• **Work instructions**
Your answer should be every line with the word "title", copied from the data below.

Stored dataset items
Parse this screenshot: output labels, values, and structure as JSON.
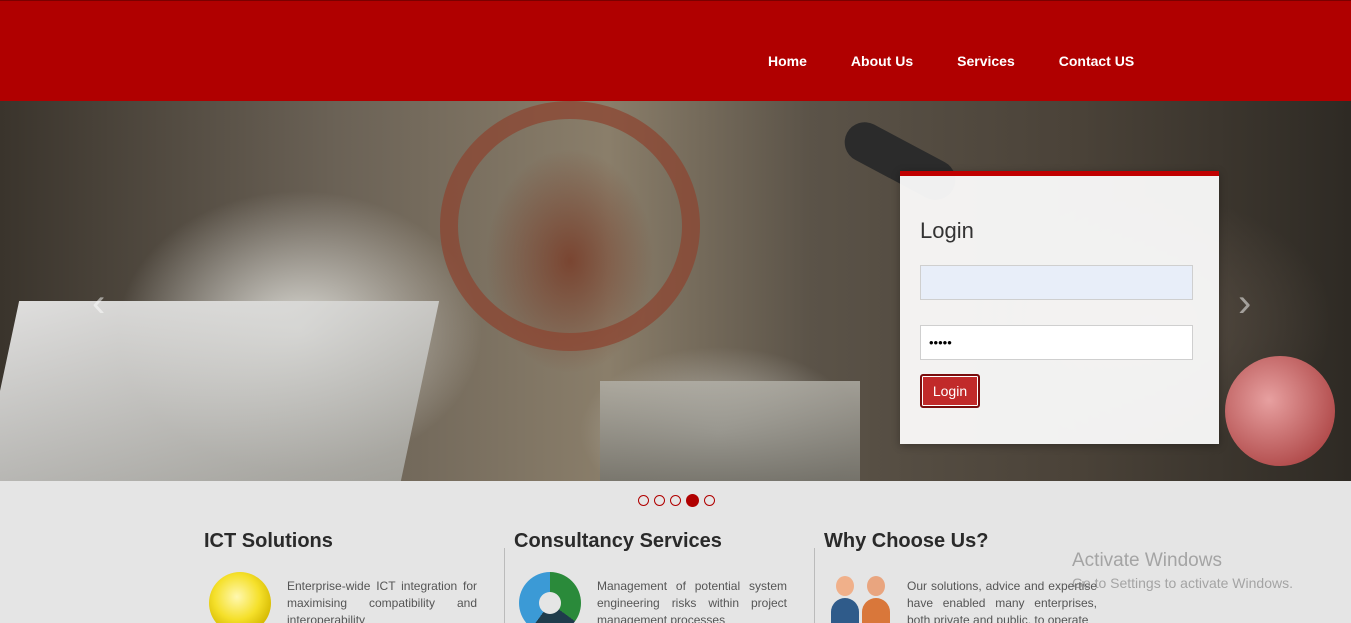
{
  "nav": {
    "items": [
      "Home",
      "About Us",
      "Services",
      "Contact US"
    ]
  },
  "login": {
    "title": "Login",
    "username_value": "",
    "password_value": "•••••",
    "button_label": "Login"
  },
  "slider": {
    "dots": 5,
    "active_index": 3
  },
  "sections": [
    {
      "title": "ICT Solutions",
      "icon": "lightbulb-icon",
      "text": "Enterprise-wide ICT integration for maximising compatibility and interoperability"
    },
    {
      "title": "Consultancy Services",
      "icon": "cycle-arrows-icon",
      "text": "Management of potential system engineering risks within project management processes"
    },
    {
      "title": "Why Choose Us?",
      "icon": "people-icon",
      "text": "Our solutions, advice and expertise have enabled many enterprises, both private and public, to operate"
    }
  ],
  "watermark": {
    "line1": "Activate Windows",
    "line2": "Go to Settings to activate Windows."
  },
  "colors": {
    "brand_red": "#b00000",
    "button_red": "#c12a2a"
  }
}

• **Output of the task**
    "title": "Login",
      "title": "ICT Solutions",
      "title": "Consultancy Services",
      "title": "Why Choose Us?",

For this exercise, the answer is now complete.